4. Encourage communication
Communication is a key factor between managers and investors and also plays an important role between managers and valuers.
“A well-documented policy allows for transparency and consistency – GPs and LPs alike are searching for ways to better collaborate. This is a great place to start the conversation, communication is key and clear, well-articulated policies allow for trust-building in the investment process,” says Travers.
Managers responsible for determining valuations should be forthcoming to the valuer about how they have identified and addressed particular commercial issues relating to the asset(s), which in turn, says Robinson, can accelerate the speed at which the valuer can get to the root of any issues.
Improving communication practices can be achieved by mapping a communication plan (both internally and externally) around policies (and procedures), says Travers.
5. Ensure flexibility
Valuation policies require flexibility, which is especially important when hiring external valuers.
“It is important that a valuation policy retains enough flexibility to allow the valuer to make sensible judgements specific to the portfolio investment being valued,” says Rea. And be “wide enough to cover new types of investment or investments in industries not already held within the PE portfolio while remaining a robust framework that ensures consistency in approach and assumptions across the portfolio as appropriate.”

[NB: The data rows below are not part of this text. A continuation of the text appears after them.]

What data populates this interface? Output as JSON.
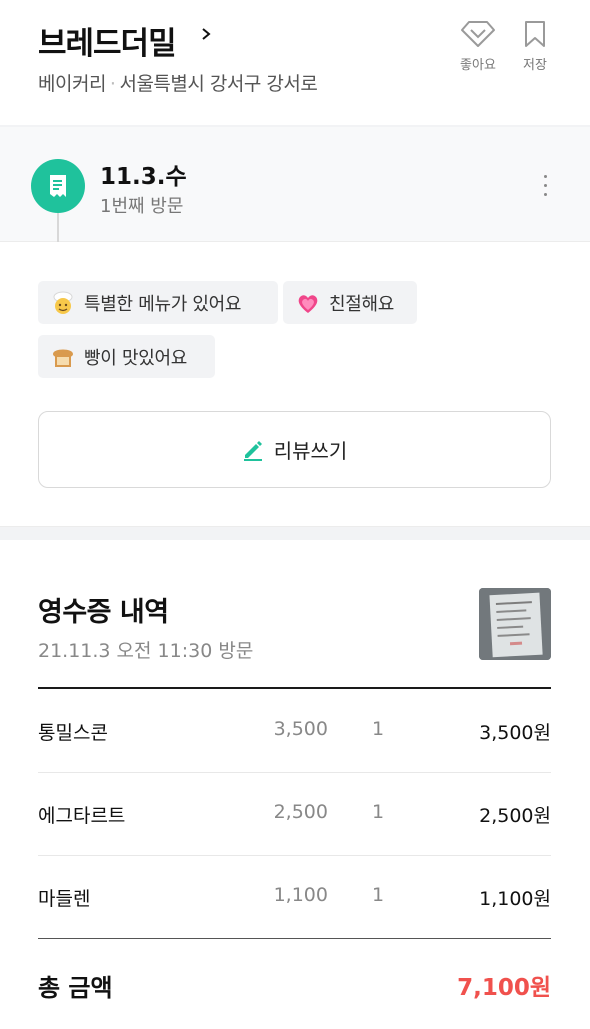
{
  "header": {
    "place_name": "브레드더밀",
    "category": "베이커리",
    "address": "서울특별시 강서구 강서로",
    "like_label": "좋아요",
    "save_label": "저장"
  },
  "visit": {
    "date": "11.3.수",
    "count": "1번째 방문"
  },
  "tags": [
    {
      "label": "특별한 메뉴가 있어요",
      "icon": "chef-emoji-icon"
    },
    {
      "label": "친절해요",
      "icon": "heart-emoji-icon"
    },
    {
      "label": "빵이 맛있어요",
      "icon": "bread-emoji-icon"
    }
  ],
  "review_button": {
    "label": "리뷰쓰기"
  },
  "receipt": {
    "title": "영수증 내역",
    "visited_at": "21.11.3 오전 11:30 방문",
    "items": [
      {
        "name": "통밀스콘",
        "price": "3,500",
        "qty": "1",
        "amount": "3,500원"
      },
      {
        "name": "에그타르트",
        "price": "2,500",
        "qty": "1",
        "amount": "2,500원"
      },
      {
        "name": "마들렌",
        "price": "1,100",
        "qty": "1",
        "amount": "1,100원"
      }
    ],
    "total_label": "총 금액",
    "total_value": "7,100원"
  },
  "colors": {
    "accent_green": "#1fc29c",
    "total_red": "#f0514d"
  }
}
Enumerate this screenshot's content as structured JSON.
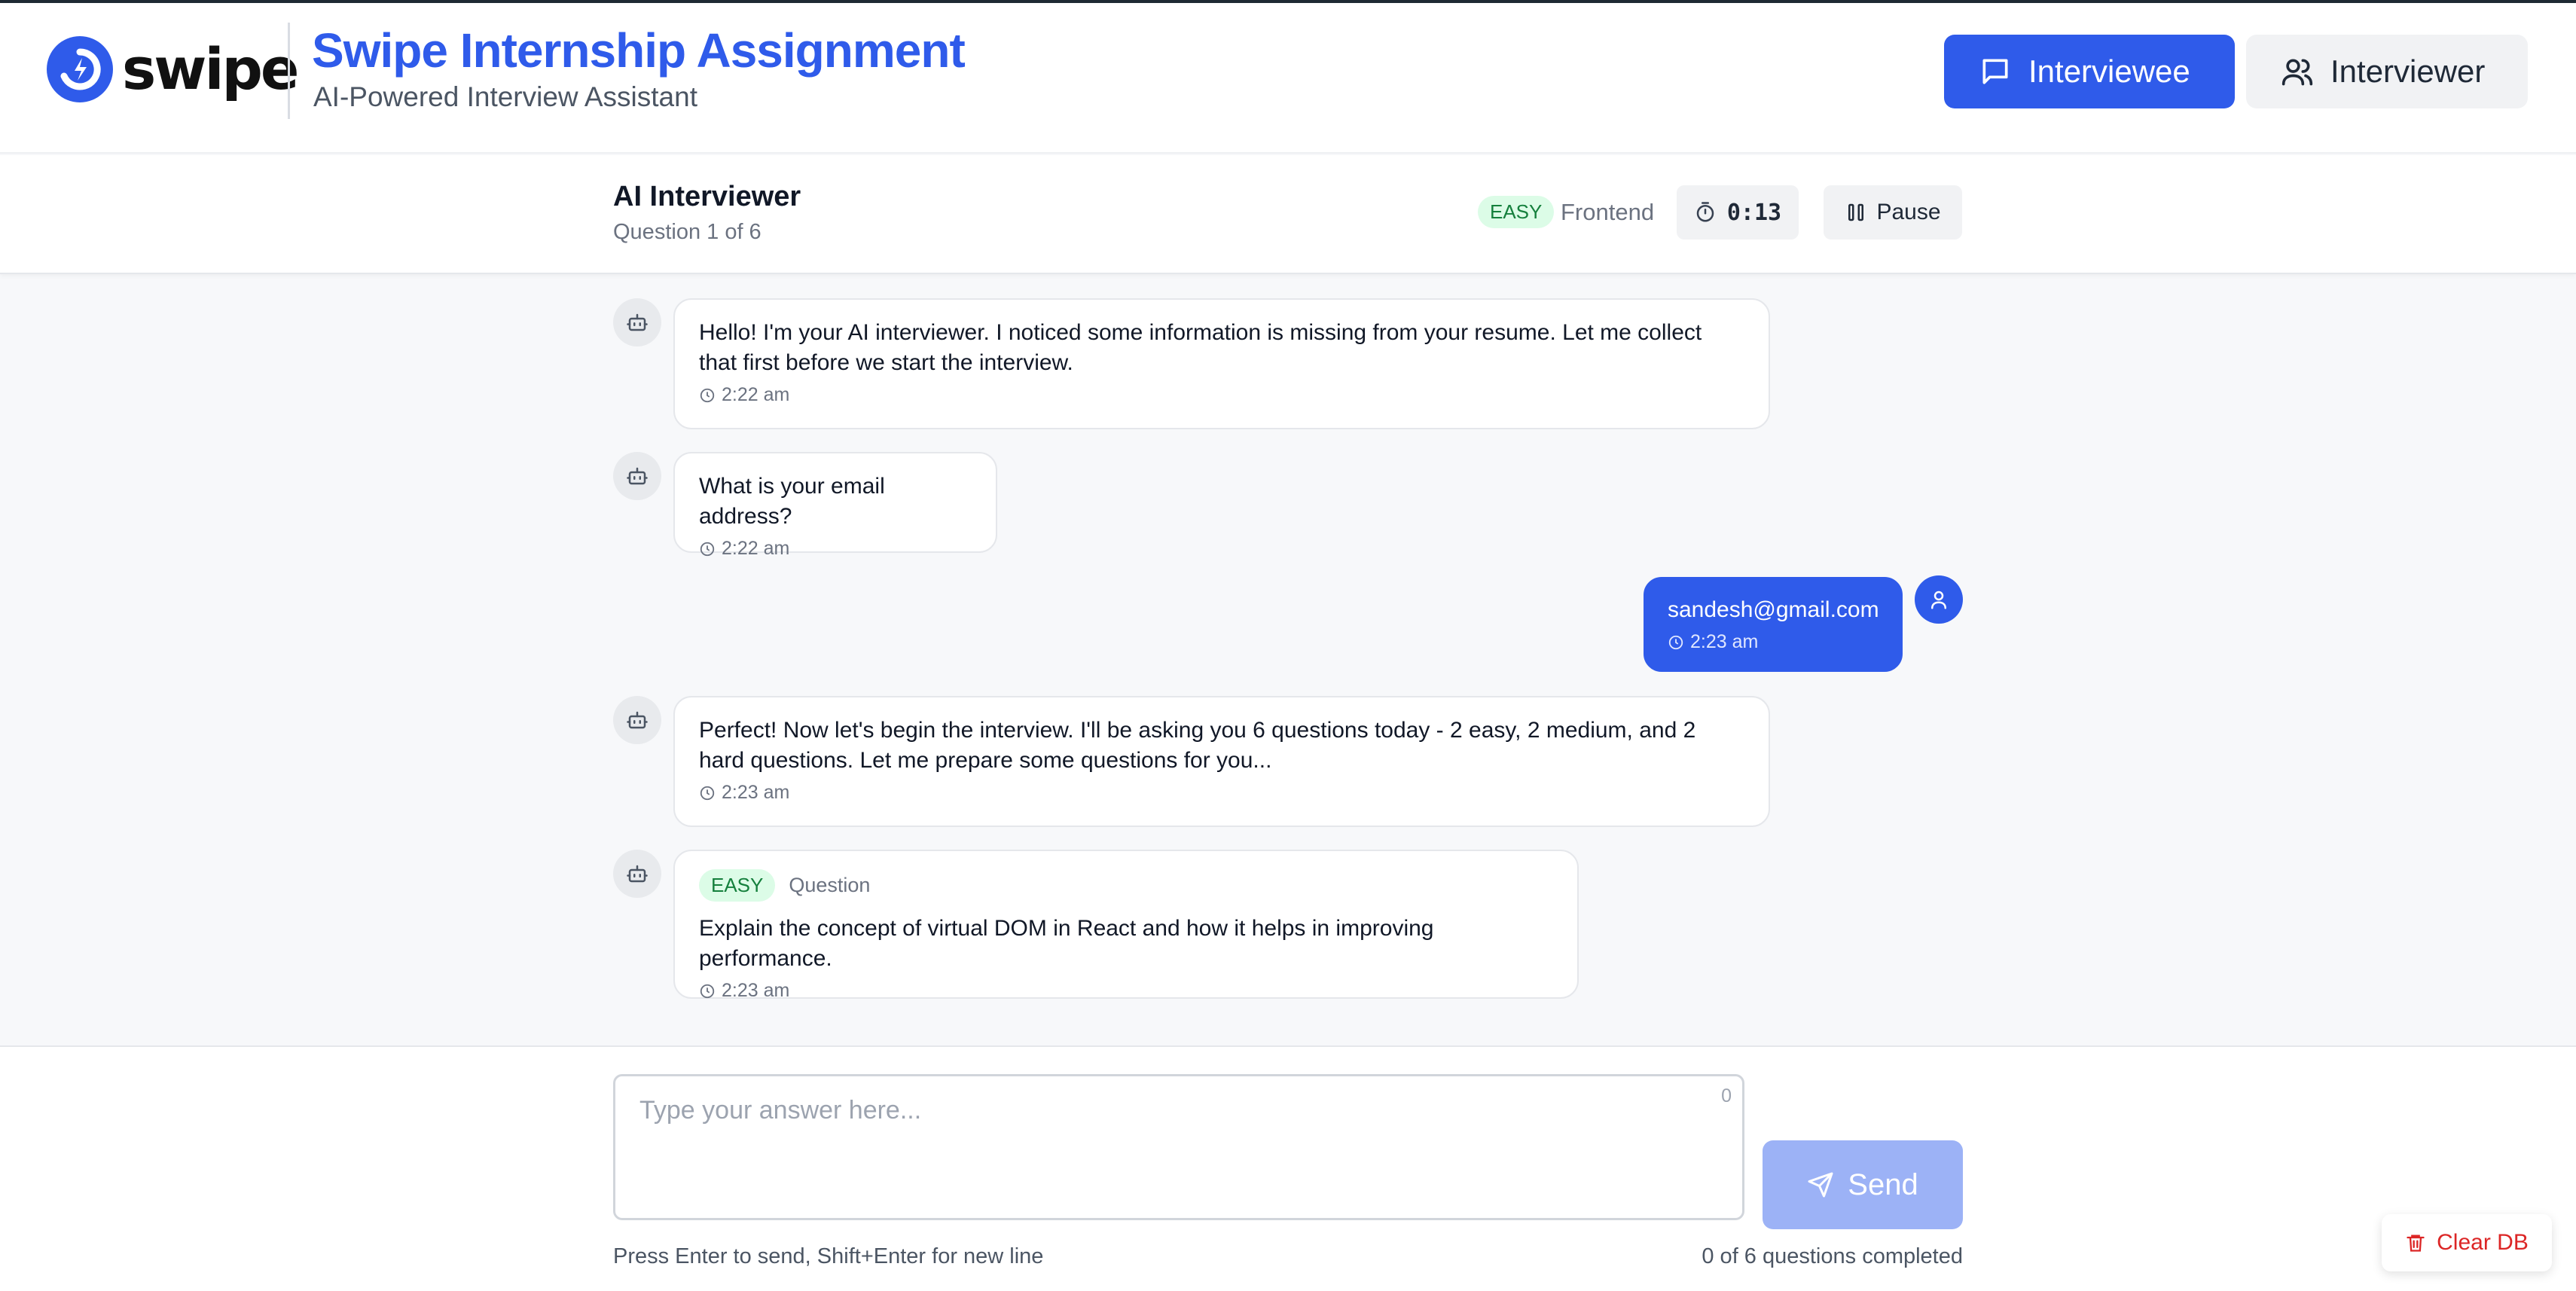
{
  "header": {
    "logo_text": "swipe",
    "title": "Swipe Internship Assignment",
    "subtitle": "AI-Powered Interview Assistant",
    "interviewee_label": "Interviewee",
    "interviewer_label": "Interviewer"
  },
  "session": {
    "title": "AI Interviewer",
    "progress": "Question 1 of 6",
    "difficulty": "EASY",
    "topic": "Frontend",
    "timer": "0:13",
    "pause_label": "Pause"
  },
  "messages": [
    {
      "sender": "ai",
      "text": "Hello! I'm your AI interviewer. I noticed some information is missing from your resume. Let me collect that first before we start the interview.",
      "time": "2:22 am"
    },
    {
      "sender": "ai",
      "text": "What is your email address?",
      "time": "2:22 am"
    },
    {
      "sender": "user",
      "text": "sandesh@gmail.com",
      "time": "2:23 am"
    },
    {
      "sender": "ai",
      "text": "Perfect! Now let's begin the interview. I'll be asking you 6 questions today - 2 easy, 2 medium, and 2 hard questions. Let me prepare some questions for you...",
      "time": "2:23 am"
    },
    {
      "sender": "ai",
      "difficulty": "EASY",
      "label": "Question",
      "text": "Explain the concept of virtual DOM in React and how it helps in improving performance.",
      "time": "2:23 am"
    }
  ],
  "composer": {
    "placeholder": "Type your answer here...",
    "char_count": "0",
    "send_label": "Send",
    "hint": "Press Enter to send, Shift+Enter for new line",
    "completed": "0 of 6 questions completed"
  },
  "clear_db_label": "Clear DB",
  "colors": {
    "brand": "#2f5bea",
    "easy_bg": "#dcfce7",
    "easy_text": "#15803d",
    "danger": "#dc2626",
    "send_disabled": "#9cb2f6"
  }
}
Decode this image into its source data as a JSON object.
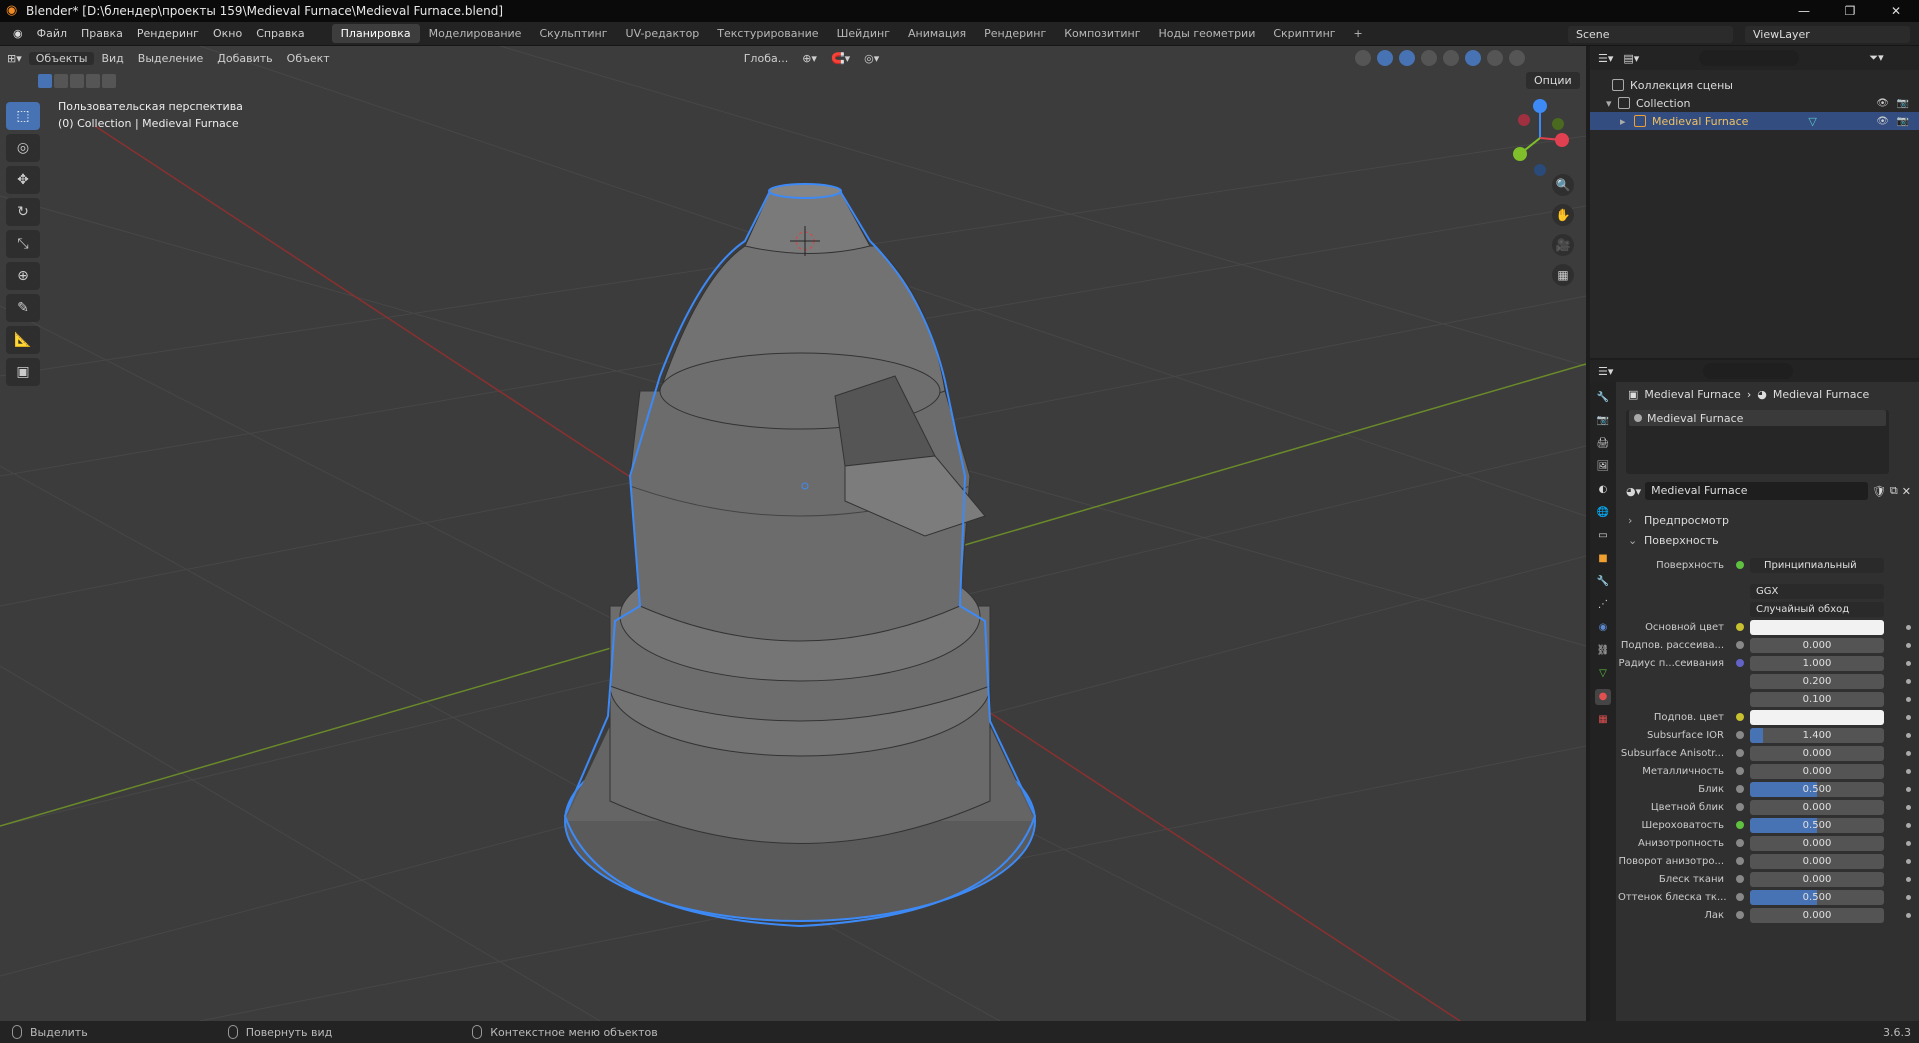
{
  "window": {
    "title": "Blender* [D:\\блендер\\проекты 159\\Medieval Furnace\\Medieval Furnace.blend]",
    "minimize": "—",
    "maximize": "❐",
    "close": "✕"
  },
  "menu": [
    "Файл",
    "Правка",
    "Рендеринг",
    "Окно",
    "Справка"
  ],
  "workspaces": [
    {
      "label": "Планировка",
      "active": true
    },
    {
      "label": "Моделирование",
      "active": false
    },
    {
      "label": "Скульптинг",
      "active": false
    },
    {
      "label": "UV-редактор",
      "active": false
    },
    {
      "label": "Текстурирование",
      "active": false
    },
    {
      "label": "Шейдинг",
      "active": false
    },
    {
      "label": "Анимация",
      "active": false
    },
    {
      "label": "Рендеринг",
      "active": false
    },
    {
      "label": "Композитинг",
      "active": false
    },
    {
      "label": "Ноды геометрии",
      "active": false
    },
    {
      "label": "Скриптинг",
      "active": false
    },
    {
      "label": "+",
      "active": false
    }
  ],
  "scene": {
    "name": "Scene",
    "view_layer": "ViewLayer"
  },
  "viewport": {
    "mode": "Объекты",
    "menus": [
      "Вид",
      "Выделение",
      "Добавить",
      "Объект"
    ],
    "orientation": "Глоба...",
    "options": "Опции",
    "overlay_line1": "Пользовательская перспектива",
    "overlay_line2": "(0) Collection | Medieval Furnace"
  },
  "outliner": {
    "rows": [
      {
        "label": "Коллекция сцены",
        "level": 0,
        "selected": false
      },
      {
        "label": "Collection",
        "level": 1,
        "selected": false
      },
      {
        "label": "Medieval Furnace",
        "level": 2,
        "selected": true
      }
    ]
  },
  "properties": {
    "breadcrumb_object": "Medieval Furnace",
    "breadcrumb_material": "Medieval Furnace",
    "material_slot": "Medieval Furnace",
    "material_name": "Medieval Furnace",
    "sections": {
      "preview": "Предпросмотр",
      "surface": "Поверхность"
    },
    "surface_label": "Поверхность",
    "surface_value": "Принципиальный BSDF",
    "distribution": "GGX",
    "subsurface_method": "Случайный обход",
    "rows": [
      {
        "label": "Основной цвет",
        "value": "",
        "kind": "white",
        "dot": "yellow"
      },
      {
        "label": "Подпов. рассеива...",
        "value": "0.000",
        "kind": "num",
        "dot": "gray"
      },
      {
        "label": "Радиус п...сеивания",
        "value": "1.000",
        "kind": "num",
        "dot": "purple"
      },
      {
        "label": "",
        "value": "0.200",
        "kind": "num",
        "dot": ""
      },
      {
        "label": "",
        "value": "0.100",
        "kind": "num",
        "dot": ""
      },
      {
        "label": "Подпов. цвет",
        "value": "",
        "kind": "white",
        "dot": "yellow"
      },
      {
        "label": "Subsurface IOR",
        "value": "1.400",
        "kind": "num",
        "dot": "gray",
        "fill": 0.1
      },
      {
        "label": "Subsurface Anisotr...",
        "value": "0.000",
        "kind": "num",
        "dot": "gray"
      },
      {
        "label": "Металличность",
        "value": "0.000",
        "kind": "num",
        "dot": "gray"
      },
      {
        "label": "Блик",
        "value": "0.500",
        "kind": "num",
        "dot": "gray",
        "fill": 0.5
      },
      {
        "label": "Цветной блик",
        "value": "0.000",
        "kind": "num",
        "dot": "gray"
      },
      {
        "label": "Шероховатость",
        "value": "0.500",
        "kind": "num",
        "dot": "green",
        "fill": 0.5
      },
      {
        "label": "Анизотропность",
        "value": "0.000",
        "kind": "num",
        "dot": "gray"
      },
      {
        "label": "Поворот анизотро...",
        "value": "0.000",
        "kind": "num",
        "dot": "gray"
      },
      {
        "label": "Блеск ткани",
        "value": "0.000",
        "kind": "num",
        "dot": "gray"
      },
      {
        "label": "Оттенок блеска тк...",
        "value": "0.500",
        "kind": "num",
        "dot": "gray",
        "fill": 0.5
      },
      {
        "label": "Лак",
        "value": "0.000",
        "kind": "num",
        "dot": "gray"
      }
    ]
  },
  "status": {
    "select": "Выделить",
    "rotate": "Повернуть вид",
    "context": "Контекстное меню объектов",
    "version": "3.6.3"
  },
  "colors": {
    "accent": "#4772b3",
    "selection_outline": "#3d8af7",
    "object_active": "#f0a030"
  }
}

Valuation reporting is an important aspect of the limited partnership agreement and can mean the difference between an investor deciding whether or not to invest in fund. With LPs increasingly looking for transparency and consistency, it is in the interest of GPs to create strong valuation policies that allow for both.